**About this task:** Copy all lines of the listing that include the string "Products".

**Dataset entries:**
---+---

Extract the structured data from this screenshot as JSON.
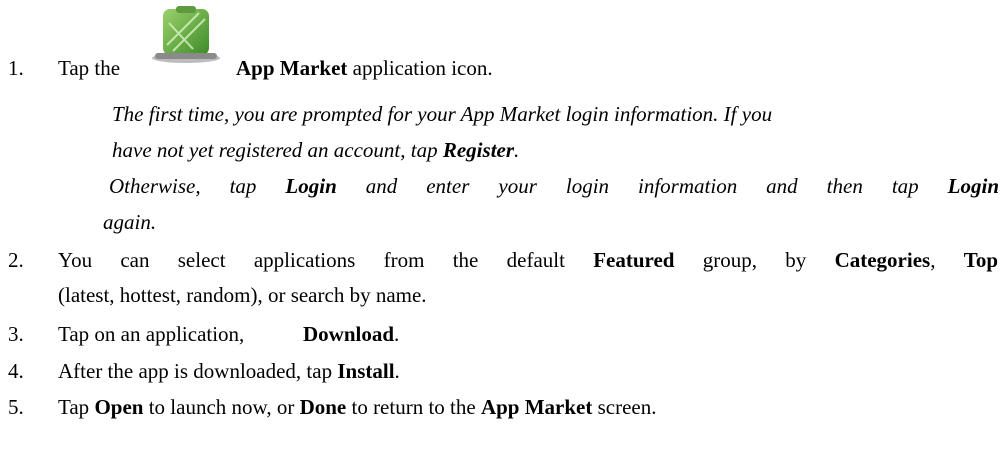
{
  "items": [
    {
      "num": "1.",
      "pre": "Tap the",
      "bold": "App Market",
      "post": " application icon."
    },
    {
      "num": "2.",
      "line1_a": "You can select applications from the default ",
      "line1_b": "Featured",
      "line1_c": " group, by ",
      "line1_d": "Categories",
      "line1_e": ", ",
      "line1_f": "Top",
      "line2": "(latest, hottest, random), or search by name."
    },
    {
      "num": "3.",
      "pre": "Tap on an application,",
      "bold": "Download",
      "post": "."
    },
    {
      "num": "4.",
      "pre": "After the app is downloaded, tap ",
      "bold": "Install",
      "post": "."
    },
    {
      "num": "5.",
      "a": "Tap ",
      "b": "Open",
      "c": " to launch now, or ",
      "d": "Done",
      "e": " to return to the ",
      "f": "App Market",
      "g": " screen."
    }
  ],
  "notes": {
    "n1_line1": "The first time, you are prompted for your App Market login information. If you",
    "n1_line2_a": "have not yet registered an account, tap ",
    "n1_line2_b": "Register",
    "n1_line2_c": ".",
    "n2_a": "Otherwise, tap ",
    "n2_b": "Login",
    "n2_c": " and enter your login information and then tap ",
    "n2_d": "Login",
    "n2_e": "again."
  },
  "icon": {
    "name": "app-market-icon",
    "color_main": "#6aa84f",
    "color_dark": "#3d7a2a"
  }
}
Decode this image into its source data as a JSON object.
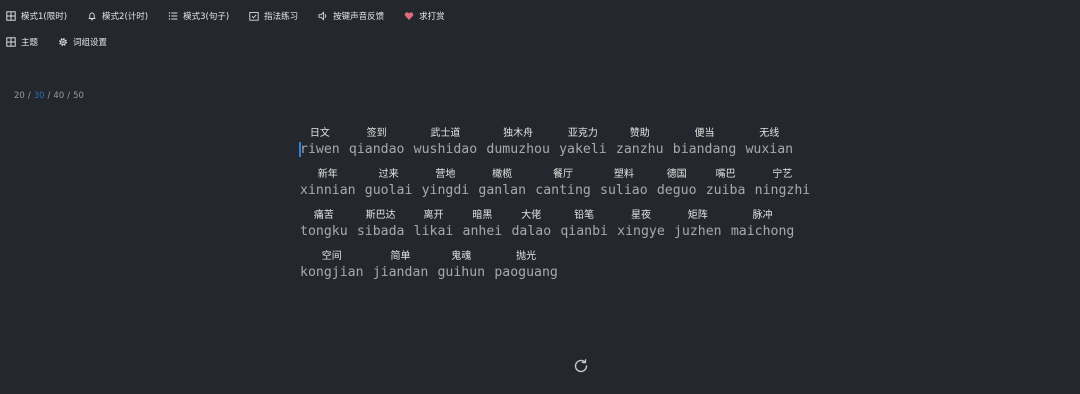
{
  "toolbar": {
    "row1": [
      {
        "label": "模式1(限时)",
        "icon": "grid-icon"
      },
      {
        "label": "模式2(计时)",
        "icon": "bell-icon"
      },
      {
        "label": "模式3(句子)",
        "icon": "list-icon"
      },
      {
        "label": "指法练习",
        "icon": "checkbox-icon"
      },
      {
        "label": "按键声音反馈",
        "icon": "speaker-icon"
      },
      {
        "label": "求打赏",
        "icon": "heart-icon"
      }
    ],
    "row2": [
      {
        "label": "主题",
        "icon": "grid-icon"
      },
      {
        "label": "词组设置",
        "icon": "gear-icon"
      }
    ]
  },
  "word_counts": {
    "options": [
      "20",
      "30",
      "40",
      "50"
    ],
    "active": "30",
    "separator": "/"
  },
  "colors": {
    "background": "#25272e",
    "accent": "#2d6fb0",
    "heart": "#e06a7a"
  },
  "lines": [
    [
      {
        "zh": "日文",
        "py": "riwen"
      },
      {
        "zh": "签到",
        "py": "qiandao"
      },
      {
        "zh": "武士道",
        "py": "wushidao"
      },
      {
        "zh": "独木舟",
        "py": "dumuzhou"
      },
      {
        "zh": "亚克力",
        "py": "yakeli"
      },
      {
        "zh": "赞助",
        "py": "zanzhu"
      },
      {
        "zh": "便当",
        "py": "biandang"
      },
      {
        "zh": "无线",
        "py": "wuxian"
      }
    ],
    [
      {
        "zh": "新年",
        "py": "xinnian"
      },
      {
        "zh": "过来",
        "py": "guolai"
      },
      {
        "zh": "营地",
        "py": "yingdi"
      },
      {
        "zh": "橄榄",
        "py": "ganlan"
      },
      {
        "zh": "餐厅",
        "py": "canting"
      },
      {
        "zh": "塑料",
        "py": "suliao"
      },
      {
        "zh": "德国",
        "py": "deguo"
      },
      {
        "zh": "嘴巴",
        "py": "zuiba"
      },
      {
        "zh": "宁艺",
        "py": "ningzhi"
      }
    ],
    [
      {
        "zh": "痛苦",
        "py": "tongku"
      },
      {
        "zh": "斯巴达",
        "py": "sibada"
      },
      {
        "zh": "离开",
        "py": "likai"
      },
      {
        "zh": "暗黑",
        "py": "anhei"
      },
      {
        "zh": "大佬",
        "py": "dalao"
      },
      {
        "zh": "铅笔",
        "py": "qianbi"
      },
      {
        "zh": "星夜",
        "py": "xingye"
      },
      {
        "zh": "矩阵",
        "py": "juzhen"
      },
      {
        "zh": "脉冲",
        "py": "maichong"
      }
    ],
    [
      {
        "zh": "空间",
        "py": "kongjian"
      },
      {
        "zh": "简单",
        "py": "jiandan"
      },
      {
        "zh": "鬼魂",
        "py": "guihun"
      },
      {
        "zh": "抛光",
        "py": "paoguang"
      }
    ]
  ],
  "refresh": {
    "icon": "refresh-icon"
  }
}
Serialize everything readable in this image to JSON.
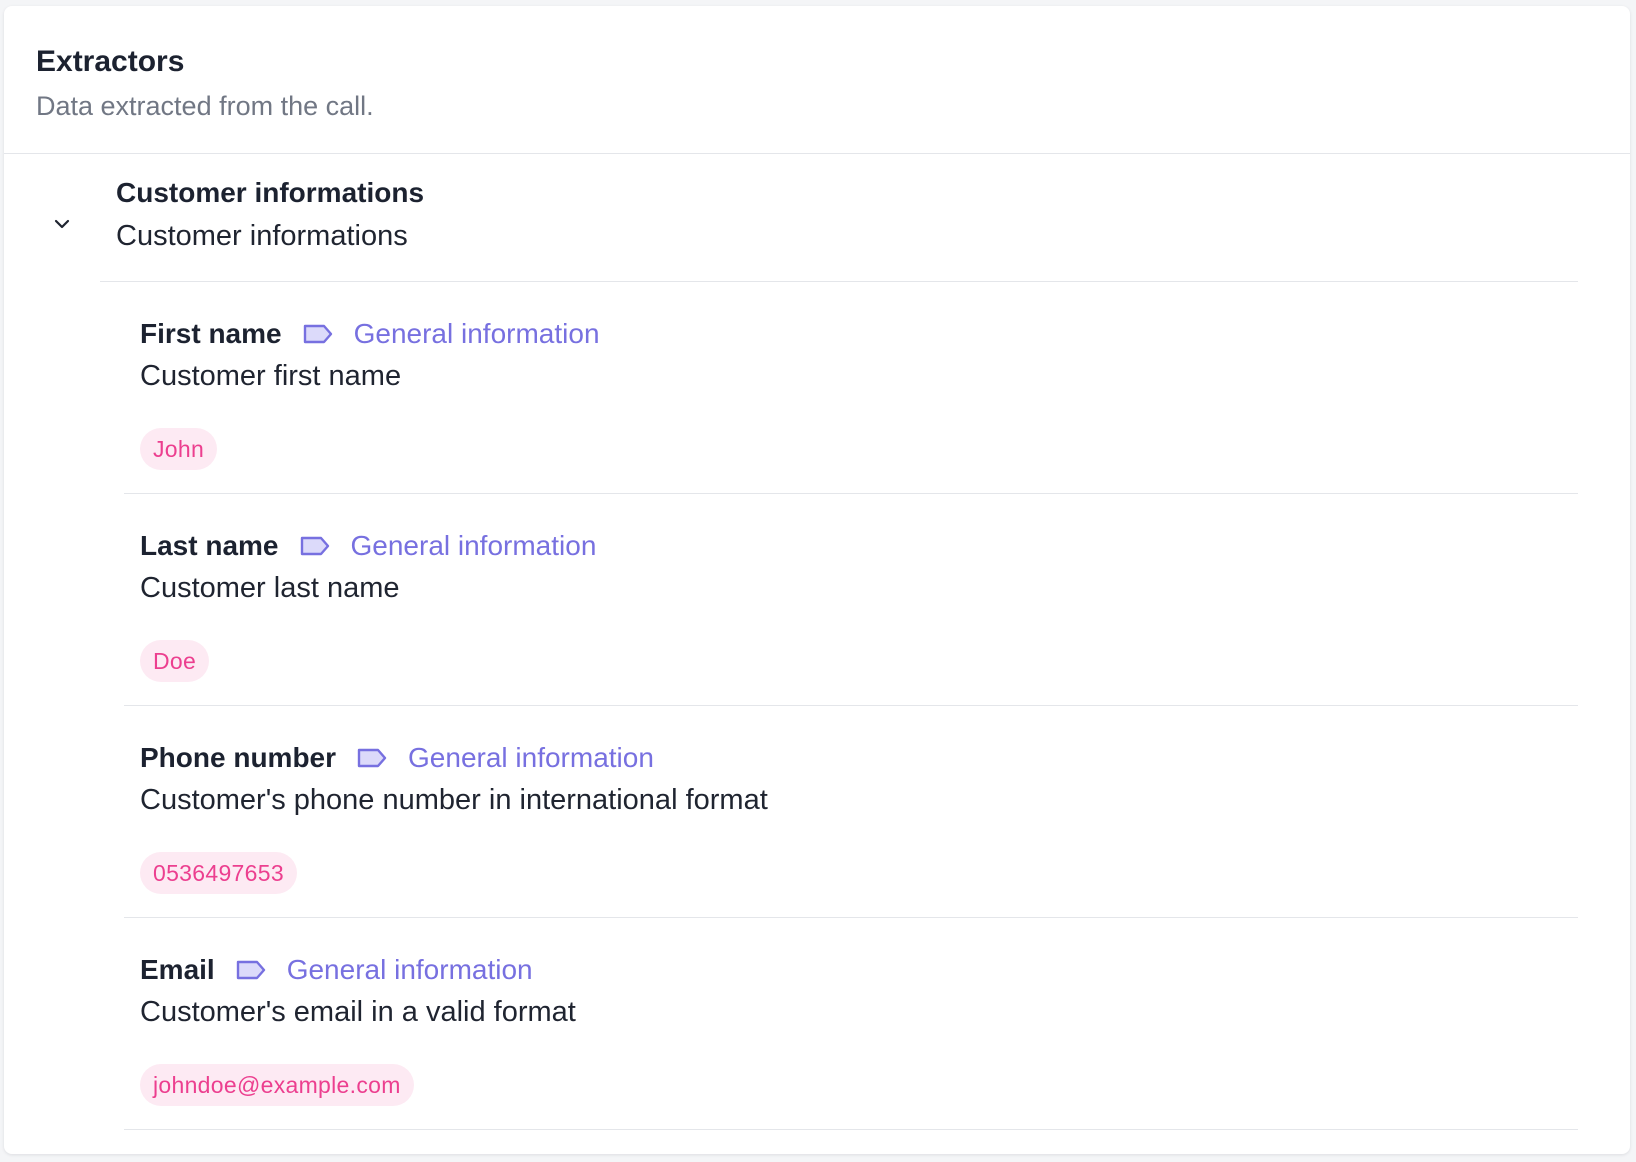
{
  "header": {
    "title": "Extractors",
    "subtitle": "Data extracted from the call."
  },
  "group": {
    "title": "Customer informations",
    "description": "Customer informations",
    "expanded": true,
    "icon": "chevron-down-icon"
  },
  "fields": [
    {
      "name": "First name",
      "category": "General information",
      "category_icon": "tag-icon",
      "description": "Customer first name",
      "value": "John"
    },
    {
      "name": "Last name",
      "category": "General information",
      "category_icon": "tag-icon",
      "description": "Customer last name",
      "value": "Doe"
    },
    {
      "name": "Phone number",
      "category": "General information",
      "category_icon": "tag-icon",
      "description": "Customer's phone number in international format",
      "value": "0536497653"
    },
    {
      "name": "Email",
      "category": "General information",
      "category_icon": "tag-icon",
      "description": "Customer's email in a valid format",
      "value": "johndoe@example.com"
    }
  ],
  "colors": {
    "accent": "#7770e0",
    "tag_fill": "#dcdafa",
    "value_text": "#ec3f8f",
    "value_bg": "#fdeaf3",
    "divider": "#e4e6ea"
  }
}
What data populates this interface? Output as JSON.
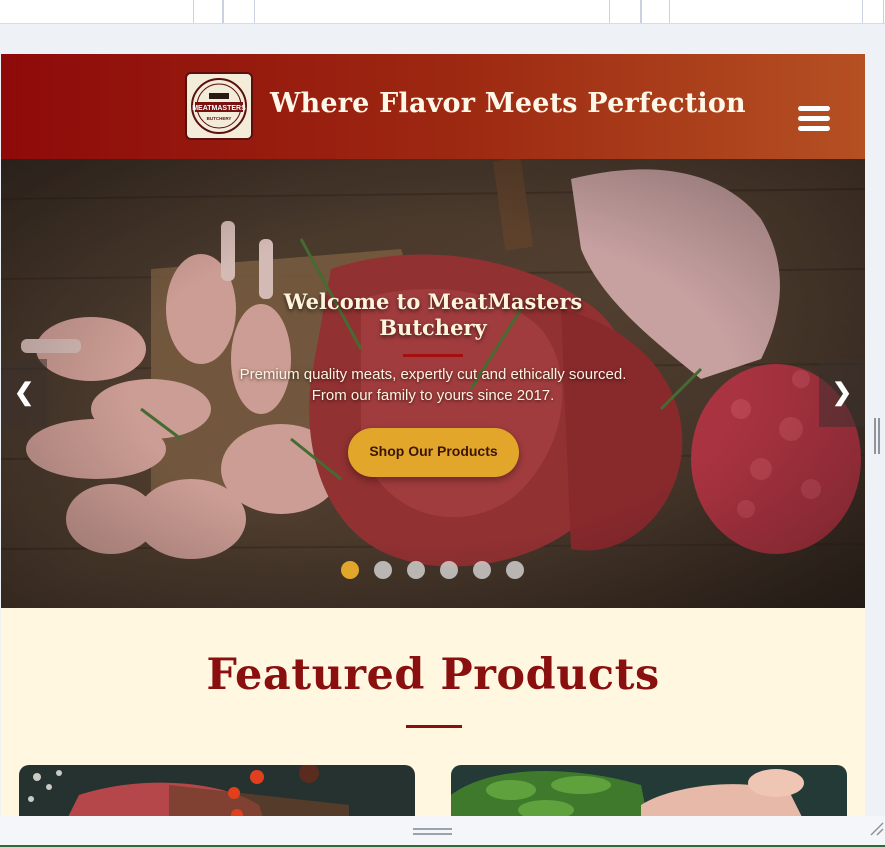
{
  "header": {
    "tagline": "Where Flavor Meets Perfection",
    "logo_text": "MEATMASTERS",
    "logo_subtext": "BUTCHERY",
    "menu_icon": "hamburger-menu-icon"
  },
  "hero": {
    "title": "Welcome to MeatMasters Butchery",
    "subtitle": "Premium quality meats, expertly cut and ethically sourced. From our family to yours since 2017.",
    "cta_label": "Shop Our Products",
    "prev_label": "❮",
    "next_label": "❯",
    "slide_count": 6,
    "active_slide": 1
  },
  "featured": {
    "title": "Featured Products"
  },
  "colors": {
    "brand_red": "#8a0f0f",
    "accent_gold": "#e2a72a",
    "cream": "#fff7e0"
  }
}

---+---

**Task response:**
    "cta_label": "Shop Our Products",
    "title": "Featured Products"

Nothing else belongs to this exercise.